** Opening MATERIAL SUPPLIED block **

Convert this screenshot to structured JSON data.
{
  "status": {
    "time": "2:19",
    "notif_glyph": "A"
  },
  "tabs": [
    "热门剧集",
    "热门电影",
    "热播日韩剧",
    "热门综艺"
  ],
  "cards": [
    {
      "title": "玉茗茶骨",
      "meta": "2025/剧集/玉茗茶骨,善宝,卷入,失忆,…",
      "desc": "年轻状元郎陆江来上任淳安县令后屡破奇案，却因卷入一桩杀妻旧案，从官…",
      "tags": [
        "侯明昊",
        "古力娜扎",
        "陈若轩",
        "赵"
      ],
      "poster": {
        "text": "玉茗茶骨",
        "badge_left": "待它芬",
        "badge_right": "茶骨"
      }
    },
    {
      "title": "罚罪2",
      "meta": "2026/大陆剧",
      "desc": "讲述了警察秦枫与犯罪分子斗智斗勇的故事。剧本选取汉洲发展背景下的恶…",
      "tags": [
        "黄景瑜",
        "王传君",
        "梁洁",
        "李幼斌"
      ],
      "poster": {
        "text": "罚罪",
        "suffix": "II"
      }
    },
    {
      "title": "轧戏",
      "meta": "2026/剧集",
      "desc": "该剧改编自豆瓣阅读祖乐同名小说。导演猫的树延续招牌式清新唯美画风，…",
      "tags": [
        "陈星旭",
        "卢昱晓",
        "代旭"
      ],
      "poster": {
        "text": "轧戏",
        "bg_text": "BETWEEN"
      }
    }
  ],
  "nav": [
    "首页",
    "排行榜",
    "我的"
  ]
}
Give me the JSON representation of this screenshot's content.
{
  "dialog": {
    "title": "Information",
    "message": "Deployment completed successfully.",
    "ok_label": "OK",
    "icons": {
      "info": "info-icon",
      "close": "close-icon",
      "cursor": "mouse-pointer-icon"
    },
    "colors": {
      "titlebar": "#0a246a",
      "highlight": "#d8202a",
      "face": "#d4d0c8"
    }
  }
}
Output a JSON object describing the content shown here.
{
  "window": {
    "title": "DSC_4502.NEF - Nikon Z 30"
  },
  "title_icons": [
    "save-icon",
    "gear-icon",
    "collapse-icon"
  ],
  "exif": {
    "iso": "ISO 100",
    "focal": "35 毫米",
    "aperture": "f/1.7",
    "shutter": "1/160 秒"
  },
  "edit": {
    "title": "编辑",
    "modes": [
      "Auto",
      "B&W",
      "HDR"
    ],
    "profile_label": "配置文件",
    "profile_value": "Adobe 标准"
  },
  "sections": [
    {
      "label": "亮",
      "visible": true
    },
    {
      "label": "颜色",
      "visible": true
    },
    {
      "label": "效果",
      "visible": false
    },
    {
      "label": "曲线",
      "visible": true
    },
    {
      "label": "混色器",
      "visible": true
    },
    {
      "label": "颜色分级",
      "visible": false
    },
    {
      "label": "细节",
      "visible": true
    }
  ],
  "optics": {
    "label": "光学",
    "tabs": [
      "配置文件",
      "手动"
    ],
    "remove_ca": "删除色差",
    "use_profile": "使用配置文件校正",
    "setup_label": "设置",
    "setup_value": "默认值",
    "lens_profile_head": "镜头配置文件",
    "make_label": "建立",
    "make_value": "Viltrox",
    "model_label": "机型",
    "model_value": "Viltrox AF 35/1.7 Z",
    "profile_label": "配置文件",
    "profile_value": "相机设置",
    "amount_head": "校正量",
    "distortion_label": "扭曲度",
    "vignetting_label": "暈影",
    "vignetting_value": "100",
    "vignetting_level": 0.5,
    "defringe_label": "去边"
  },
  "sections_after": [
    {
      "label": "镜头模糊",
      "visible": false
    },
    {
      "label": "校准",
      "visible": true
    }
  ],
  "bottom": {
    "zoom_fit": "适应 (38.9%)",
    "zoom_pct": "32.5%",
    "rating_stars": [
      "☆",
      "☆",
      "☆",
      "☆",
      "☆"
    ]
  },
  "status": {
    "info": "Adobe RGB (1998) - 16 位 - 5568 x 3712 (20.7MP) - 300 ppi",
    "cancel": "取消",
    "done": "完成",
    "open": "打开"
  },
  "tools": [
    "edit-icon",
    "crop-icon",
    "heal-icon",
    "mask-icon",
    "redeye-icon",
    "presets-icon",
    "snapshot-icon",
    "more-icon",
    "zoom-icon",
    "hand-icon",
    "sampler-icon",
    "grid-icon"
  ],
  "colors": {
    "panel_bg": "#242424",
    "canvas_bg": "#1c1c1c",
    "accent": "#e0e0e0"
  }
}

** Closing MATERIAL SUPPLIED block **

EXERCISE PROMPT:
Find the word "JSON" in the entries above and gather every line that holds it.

OUTPUT OF THE EXERCISE:
Convert this screenshot to structured JSON data.
Give me the JSON representation of this screenshot's content.
Output a JSON object describing the content shown here.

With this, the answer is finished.